To prepare our Autumn Risotto, dice a medium onion and mince a fat clove of garlic. Sweat the onion and garlic in 2 to 3 tablespoons of butter along with a pinch of salt and 6 or 7 large sage leaves cut into a fine chiffonade. When the onions are very tender, add a pound of Arborio rice and continue to cook for a few moments until the rice is hot and sizzling in the butter. Add about 3/4 cup of white wine and cook until the wine has been completely reduced and/or absorbed. Begin to add the stock a ladleful or two at a time, waiting for each addition to be absorbed before adding more. The risotto does not have to be stirred constantly, but it should be stirred regularly and frequently. For a more complete description of the risotto process, see my earlier post on risotto. Be sure to continue to salt the risotto with the successive additions of stock, so that the resulting risotto will not be flat or bland. Pay attention to how salty your stock or broth is when adding salt and remember that the final addition of Parmesan will add to the saltiness of the dish.

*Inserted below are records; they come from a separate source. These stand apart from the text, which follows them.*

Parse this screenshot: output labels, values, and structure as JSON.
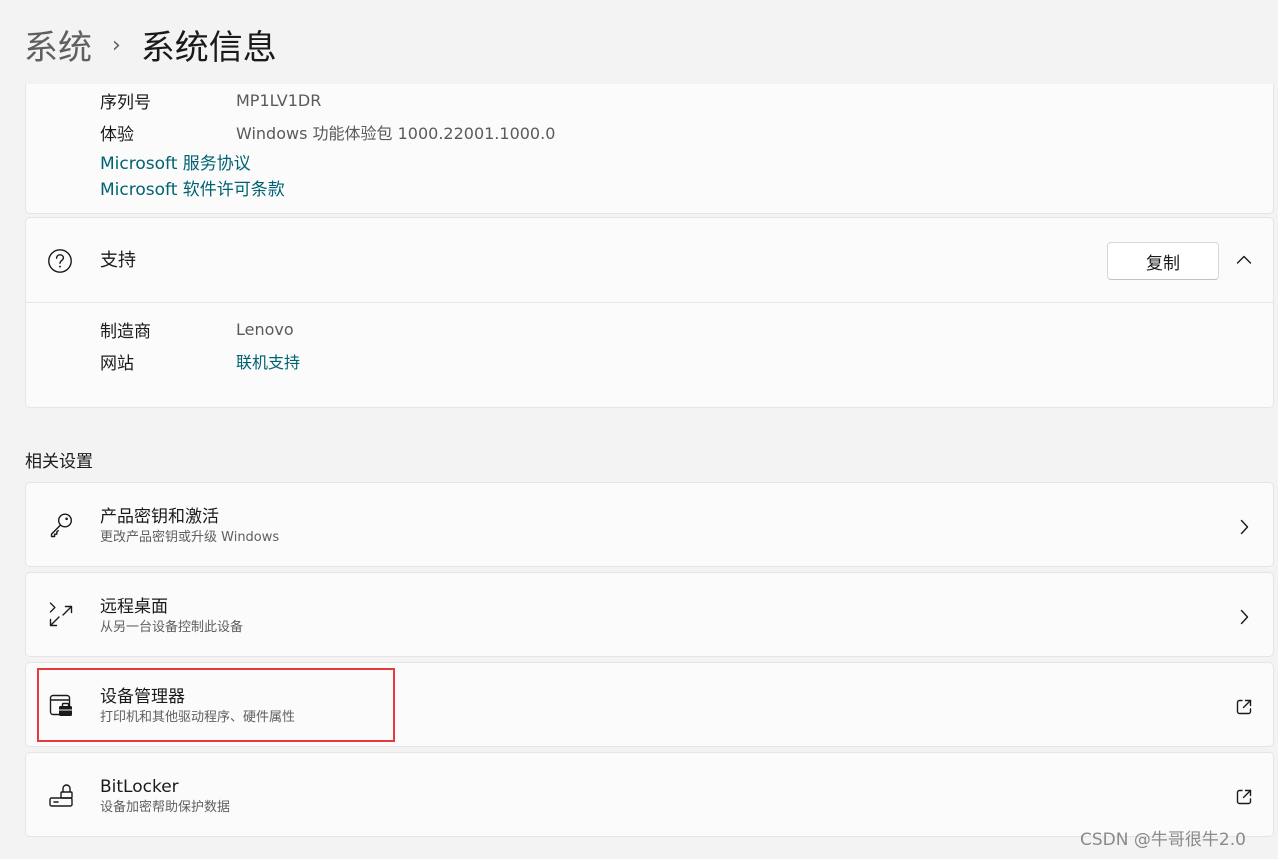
{
  "breadcrumb": {
    "parent": "系统",
    "separator": "›",
    "current": "系统信息"
  },
  "windows_spec": {
    "rows": [
      {
        "key": "序列号",
        "value": "MP1LV1DR"
      },
      {
        "key": "体验",
        "value": "Windows 功能体验包 1000.22001.1000.0"
      }
    ],
    "links": [
      "Microsoft 服务协议",
      "Microsoft 软件许可条款"
    ]
  },
  "support": {
    "icon": "help-icon",
    "title": "支持",
    "copy_label": "复制",
    "collapse_icon": "chevron-up-icon",
    "rows": [
      {
        "key": "制造商",
        "value": "Lenovo"
      },
      {
        "key": "网站",
        "value": "联机支持"
      }
    ]
  },
  "related": {
    "label": "相关设置",
    "items": [
      {
        "icon": "key-icon",
        "title": "产品密钥和激活",
        "subtitle": "更改产品密钥或升级 Windows",
        "action_icon": "chevron-right-icon"
      },
      {
        "icon": "remote-desktop-icon",
        "title": "远程桌面",
        "subtitle": "从另一台设备控制此设备",
        "action_icon": "chevron-right-icon"
      },
      {
        "icon": "device-manager-icon",
        "title": "设备管理器",
        "subtitle": "打印机和其他驱动程序、硬件属性",
        "action_icon": "external-link-icon"
      },
      {
        "icon": "bitlocker-icon",
        "title": "BitLocker",
        "subtitle": "设备加密帮助保护数据",
        "action_icon": "external-link-icon"
      }
    ]
  },
  "watermark": "CSDN @牛哥很牛2.0",
  "colors": {
    "link": "#006271",
    "highlight": "#e5393b",
    "background": "#f3f3f3",
    "card": "#fbfbfb"
  }
}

After three or four additions of stock add the coarsely mashed squash purée and continue to cook.

While the risotto cooks, sauté a half pound of sliced Crimini mushrooms in some olive oil and butter; set aside.

The lima beans should be prepared before you begin to cook the onions since they will take at least 20 to 30 minutes to cook. To cook them, simply simmer them in some lightly salted water until they are soft and tender. Set the lima beans aside; reserving the cooking liquid too. 

We only purchased a quart of broth, so we used the lima bean cooking liquid as part of our cooking liquid for the risotto. Just use as much as you need.

When the risotto is almost finished fold in the drained lima beans and mushrooms with an addition of broth or bean liquid. When the rice is cooked through, but still has texture, remove it from the heat and add 4 tablespoons of butter, a handful or two of Parmesan and a sprinkling of minced flat leaf parsley.  Correct the seasoning with salt and pepper and the consistency with bean liquid—the risotto should be fluid, but not soupy, and very creamy. 

We served the risotto with a green salad and a Vouvray. The five of us sat at the table and continued to nibble, so there was only a small amount left, but under ordinary circumstances I think there was easily enough risotto for six entrée portions. To my mind, the unplanned addition of the lima beans was actually what put this risotto into the memorable category. I love lima beans, but have never had them in risotto and the combination of the soft limas with the creamy risotto was a revelation.

The next evening Nancy put some of the roasted cubes of butternut squash into a wonderful salad...sort of a vegetable crouton addition to a green salad.

 She dressed the salad with a sherry-shallot vinaigrette that included a little bit of garlic, Dijon and honey. She also added toasted pecans, thinly sliced red onion and a generous amount of shaved Parmesan to the salad. It was beautiful and tasty—nicely complimented by a roast chicken, mashed potatoes and the parsnips, roasted and then finished with a small amount of maple syrup.

The following day for lunch, Molly turned the remaining diced roasted squash into one of my favorite dishes of the week—a favorite because it was so simple and beautiful, with nothing extra and nothing missing. She warmed the squash, remaining limas (we had cooked all that we purchased and only used a generous cup in the risotto) and leftover slices of maple-roasted parsnips, creating a simple autumnal vegetable medley. The colors and shapes were lovely together. Unfortunately, I didn't get a good picture of it.

As you can probably tell, the food at the lake house was wonderful. We even received another lesson from Bonnie for her special Cardamom Bread (someday I'll convince her to write a guest post).

I will savor the tastes of this week for months to come. But as I look back, it is not just the food and cooking that made it so very special. Rather, it was the laughter, conversation and camaraderie in the kitchen and at the table. And now that I am home, it isn't just one more meal that I crave. How I long to have more time...  for one more walk through the woods...

or along the beach...

in the company of my very dear friends.

1 comment:

Katrina said...

So glad you had such a great time. Love that last photo with the shadows.